>>>>>
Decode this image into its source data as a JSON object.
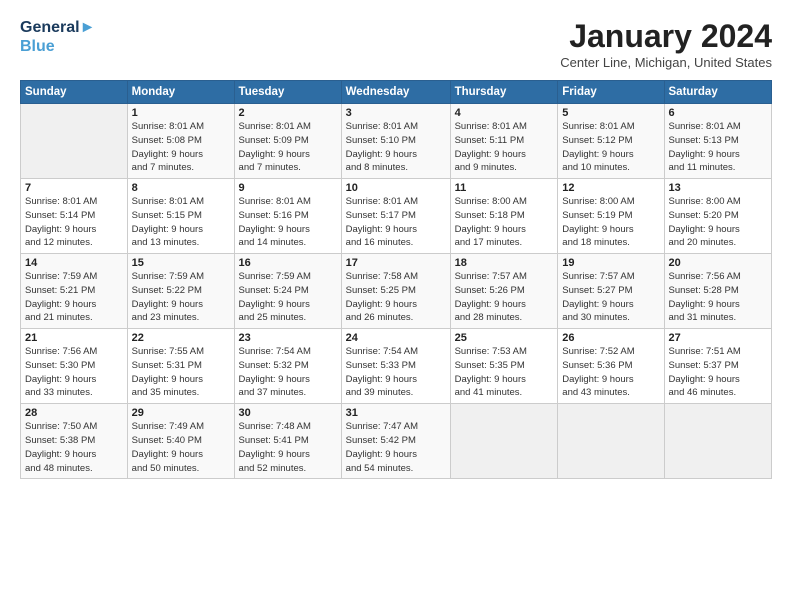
{
  "header": {
    "logo_line1": "General",
    "logo_line2": "Blue",
    "month_title": "January 2024",
    "location": "Center Line, Michigan, United States"
  },
  "weekdays": [
    "Sunday",
    "Monday",
    "Tuesday",
    "Wednesday",
    "Thursday",
    "Friday",
    "Saturday"
  ],
  "weeks": [
    [
      {
        "num": "",
        "info": ""
      },
      {
        "num": "1",
        "info": "Sunrise: 8:01 AM\nSunset: 5:08 PM\nDaylight: 9 hours\nand 7 minutes."
      },
      {
        "num": "2",
        "info": "Sunrise: 8:01 AM\nSunset: 5:09 PM\nDaylight: 9 hours\nand 7 minutes."
      },
      {
        "num": "3",
        "info": "Sunrise: 8:01 AM\nSunset: 5:10 PM\nDaylight: 9 hours\nand 8 minutes."
      },
      {
        "num": "4",
        "info": "Sunrise: 8:01 AM\nSunset: 5:11 PM\nDaylight: 9 hours\nand 9 minutes."
      },
      {
        "num": "5",
        "info": "Sunrise: 8:01 AM\nSunset: 5:12 PM\nDaylight: 9 hours\nand 10 minutes."
      },
      {
        "num": "6",
        "info": "Sunrise: 8:01 AM\nSunset: 5:13 PM\nDaylight: 9 hours\nand 11 minutes."
      }
    ],
    [
      {
        "num": "7",
        "info": "Sunrise: 8:01 AM\nSunset: 5:14 PM\nDaylight: 9 hours\nand 12 minutes."
      },
      {
        "num": "8",
        "info": "Sunrise: 8:01 AM\nSunset: 5:15 PM\nDaylight: 9 hours\nand 13 minutes."
      },
      {
        "num": "9",
        "info": "Sunrise: 8:01 AM\nSunset: 5:16 PM\nDaylight: 9 hours\nand 14 minutes."
      },
      {
        "num": "10",
        "info": "Sunrise: 8:01 AM\nSunset: 5:17 PM\nDaylight: 9 hours\nand 16 minutes."
      },
      {
        "num": "11",
        "info": "Sunrise: 8:00 AM\nSunset: 5:18 PM\nDaylight: 9 hours\nand 17 minutes."
      },
      {
        "num": "12",
        "info": "Sunrise: 8:00 AM\nSunset: 5:19 PM\nDaylight: 9 hours\nand 18 minutes."
      },
      {
        "num": "13",
        "info": "Sunrise: 8:00 AM\nSunset: 5:20 PM\nDaylight: 9 hours\nand 20 minutes."
      }
    ],
    [
      {
        "num": "14",
        "info": "Sunrise: 7:59 AM\nSunset: 5:21 PM\nDaylight: 9 hours\nand 21 minutes."
      },
      {
        "num": "15",
        "info": "Sunrise: 7:59 AM\nSunset: 5:22 PM\nDaylight: 9 hours\nand 23 minutes."
      },
      {
        "num": "16",
        "info": "Sunrise: 7:59 AM\nSunset: 5:24 PM\nDaylight: 9 hours\nand 25 minutes."
      },
      {
        "num": "17",
        "info": "Sunrise: 7:58 AM\nSunset: 5:25 PM\nDaylight: 9 hours\nand 26 minutes."
      },
      {
        "num": "18",
        "info": "Sunrise: 7:57 AM\nSunset: 5:26 PM\nDaylight: 9 hours\nand 28 minutes."
      },
      {
        "num": "19",
        "info": "Sunrise: 7:57 AM\nSunset: 5:27 PM\nDaylight: 9 hours\nand 30 minutes."
      },
      {
        "num": "20",
        "info": "Sunrise: 7:56 AM\nSunset: 5:28 PM\nDaylight: 9 hours\nand 31 minutes."
      }
    ],
    [
      {
        "num": "21",
        "info": "Sunrise: 7:56 AM\nSunset: 5:30 PM\nDaylight: 9 hours\nand 33 minutes."
      },
      {
        "num": "22",
        "info": "Sunrise: 7:55 AM\nSunset: 5:31 PM\nDaylight: 9 hours\nand 35 minutes."
      },
      {
        "num": "23",
        "info": "Sunrise: 7:54 AM\nSunset: 5:32 PM\nDaylight: 9 hours\nand 37 minutes."
      },
      {
        "num": "24",
        "info": "Sunrise: 7:54 AM\nSunset: 5:33 PM\nDaylight: 9 hours\nand 39 minutes."
      },
      {
        "num": "25",
        "info": "Sunrise: 7:53 AM\nSunset: 5:35 PM\nDaylight: 9 hours\nand 41 minutes."
      },
      {
        "num": "26",
        "info": "Sunrise: 7:52 AM\nSunset: 5:36 PM\nDaylight: 9 hours\nand 43 minutes."
      },
      {
        "num": "27",
        "info": "Sunrise: 7:51 AM\nSunset: 5:37 PM\nDaylight: 9 hours\nand 46 minutes."
      }
    ],
    [
      {
        "num": "28",
        "info": "Sunrise: 7:50 AM\nSunset: 5:38 PM\nDaylight: 9 hours\nand 48 minutes."
      },
      {
        "num": "29",
        "info": "Sunrise: 7:49 AM\nSunset: 5:40 PM\nDaylight: 9 hours\nand 50 minutes."
      },
      {
        "num": "30",
        "info": "Sunrise: 7:48 AM\nSunset: 5:41 PM\nDaylight: 9 hours\nand 52 minutes."
      },
      {
        "num": "31",
        "info": "Sunrise: 7:47 AM\nSunset: 5:42 PM\nDaylight: 9 hours\nand 54 minutes."
      },
      {
        "num": "",
        "info": ""
      },
      {
        "num": "",
        "info": ""
      },
      {
        "num": "",
        "info": ""
      }
    ]
  ]
}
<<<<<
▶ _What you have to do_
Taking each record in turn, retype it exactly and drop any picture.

▶ _Solution to this problem_
Decode this image into its source data as a JSON object.
{
  "header": {
    "logo_line1": "General",
    "logo_line2": "Blue",
    "month_title": "January 2024",
    "location": "Center Line, Michigan, United States"
  },
  "weekdays": [
    "Sunday",
    "Monday",
    "Tuesday",
    "Wednesday",
    "Thursday",
    "Friday",
    "Saturday"
  ],
  "weeks": [
    [
      {
        "num": "",
        "info": ""
      },
      {
        "num": "1",
        "info": "Sunrise: 8:01 AM\nSunset: 5:08 PM\nDaylight: 9 hours\nand 7 minutes."
      },
      {
        "num": "2",
        "info": "Sunrise: 8:01 AM\nSunset: 5:09 PM\nDaylight: 9 hours\nand 7 minutes."
      },
      {
        "num": "3",
        "info": "Sunrise: 8:01 AM\nSunset: 5:10 PM\nDaylight: 9 hours\nand 8 minutes."
      },
      {
        "num": "4",
        "info": "Sunrise: 8:01 AM\nSunset: 5:11 PM\nDaylight: 9 hours\nand 9 minutes."
      },
      {
        "num": "5",
        "info": "Sunrise: 8:01 AM\nSunset: 5:12 PM\nDaylight: 9 hours\nand 10 minutes."
      },
      {
        "num": "6",
        "info": "Sunrise: 8:01 AM\nSunset: 5:13 PM\nDaylight: 9 hours\nand 11 minutes."
      }
    ],
    [
      {
        "num": "7",
        "info": "Sunrise: 8:01 AM\nSunset: 5:14 PM\nDaylight: 9 hours\nand 12 minutes."
      },
      {
        "num": "8",
        "info": "Sunrise: 8:01 AM\nSunset: 5:15 PM\nDaylight: 9 hours\nand 13 minutes."
      },
      {
        "num": "9",
        "info": "Sunrise: 8:01 AM\nSunset: 5:16 PM\nDaylight: 9 hours\nand 14 minutes."
      },
      {
        "num": "10",
        "info": "Sunrise: 8:01 AM\nSunset: 5:17 PM\nDaylight: 9 hours\nand 16 minutes."
      },
      {
        "num": "11",
        "info": "Sunrise: 8:00 AM\nSunset: 5:18 PM\nDaylight: 9 hours\nand 17 minutes."
      },
      {
        "num": "12",
        "info": "Sunrise: 8:00 AM\nSunset: 5:19 PM\nDaylight: 9 hours\nand 18 minutes."
      },
      {
        "num": "13",
        "info": "Sunrise: 8:00 AM\nSunset: 5:20 PM\nDaylight: 9 hours\nand 20 minutes."
      }
    ],
    [
      {
        "num": "14",
        "info": "Sunrise: 7:59 AM\nSunset: 5:21 PM\nDaylight: 9 hours\nand 21 minutes."
      },
      {
        "num": "15",
        "info": "Sunrise: 7:59 AM\nSunset: 5:22 PM\nDaylight: 9 hours\nand 23 minutes."
      },
      {
        "num": "16",
        "info": "Sunrise: 7:59 AM\nSunset: 5:24 PM\nDaylight: 9 hours\nand 25 minutes."
      },
      {
        "num": "17",
        "info": "Sunrise: 7:58 AM\nSunset: 5:25 PM\nDaylight: 9 hours\nand 26 minutes."
      },
      {
        "num": "18",
        "info": "Sunrise: 7:57 AM\nSunset: 5:26 PM\nDaylight: 9 hours\nand 28 minutes."
      },
      {
        "num": "19",
        "info": "Sunrise: 7:57 AM\nSunset: 5:27 PM\nDaylight: 9 hours\nand 30 minutes."
      },
      {
        "num": "20",
        "info": "Sunrise: 7:56 AM\nSunset: 5:28 PM\nDaylight: 9 hours\nand 31 minutes."
      }
    ],
    [
      {
        "num": "21",
        "info": "Sunrise: 7:56 AM\nSunset: 5:30 PM\nDaylight: 9 hours\nand 33 minutes."
      },
      {
        "num": "22",
        "info": "Sunrise: 7:55 AM\nSunset: 5:31 PM\nDaylight: 9 hours\nand 35 minutes."
      },
      {
        "num": "23",
        "info": "Sunrise: 7:54 AM\nSunset: 5:32 PM\nDaylight: 9 hours\nand 37 minutes."
      },
      {
        "num": "24",
        "info": "Sunrise: 7:54 AM\nSunset: 5:33 PM\nDaylight: 9 hours\nand 39 minutes."
      },
      {
        "num": "25",
        "info": "Sunrise: 7:53 AM\nSunset: 5:35 PM\nDaylight: 9 hours\nand 41 minutes."
      },
      {
        "num": "26",
        "info": "Sunrise: 7:52 AM\nSunset: 5:36 PM\nDaylight: 9 hours\nand 43 minutes."
      },
      {
        "num": "27",
        "info": "Sunrise: 7:51 AM\nSunset: 5:37 PM\nDaylight: 9 hours\nand 46 minutes."
      }
    ],
    [
      {
        "num": "28",
        "info": "Sunrise: 7:50 AM\nSunset: 5:38 PM\nDaylight: 9 hours\nand 48 minutes."
      },
      {
        "num": "29",
        "info": "Sunrise: 7:49 AM\nSunset: 5:40 PM\nDaylight: 9 hours\nand 50 minutes."
      },
      {
        "num": "30",
        "info": "Sunrise: 7:48 AM\nSunset: 5:41 PM\nDaylight: 9 hours\nand 52 minutes."
      },
      {
        "num": "31",
        "info": "Sunrise: 7:47 AM\nSunset: 5:42 PM\nDaylight: 9 hours\nand 54 minutes."
      },
      {
        "num": "",
        "info": ""
      },
      {
        "num": "",
        "info": ""
      },
      {
        "num": "",
        "info": ""
      }
    ]
  ]
}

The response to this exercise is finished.